Single agent daratumumab may serve as a more cost-effective treatment strategy than pomalidomide for patients with refractory multiple myeloma.
Treatment options were once scarce for multiple myeloma patients with refractory disease; however, the US Food and Drug Administration recently approved six new therapies for this disease setting. Little research has addressed the cost-effectiveness of each agent.
Researchers from Stanford Health Care (South Pasadena, CA) used clinical trial data to compare the cost-effectiveness of daratumumab vs pomalidomide for patients refractory to bortezomib and lenalidomide, using a willingness-to-pay threshold of $150,000 per quality-adjusted life-year (QALY). The analysis further focused on incremental cost-effectiveness ratios (ICERs) and net monetary benefits of daratumumab as compared with pomalidomide.
Daratumumab proved essentially cost-effective, with an ICER of $150,122 per QALY. One-way sensitivity analyses showed that the ICER remains consistent regardless of changes to parameter values, with overall survival and costs of post-progression therapy exhibiting the greatest level of sensitivity.

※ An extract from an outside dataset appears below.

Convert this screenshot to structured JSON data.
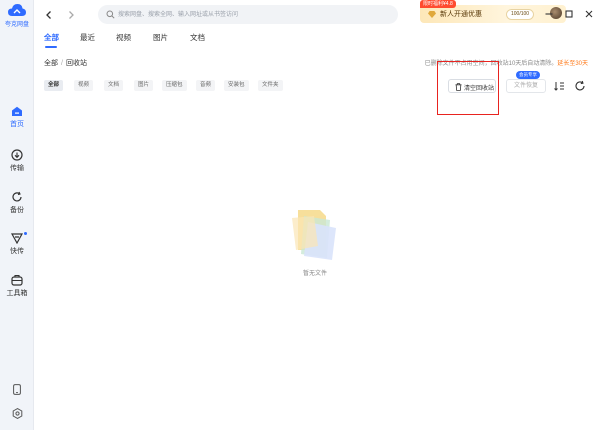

When using a willingness-to-pay threshold of $170,000 per QALY, the researchers found that daratumumab remained cost-effective more than 50% of the time, and that its net monetary benefits exceeded pomalidomide at willingness-to-pay thresholds of $150,000. – Cameron Kelsall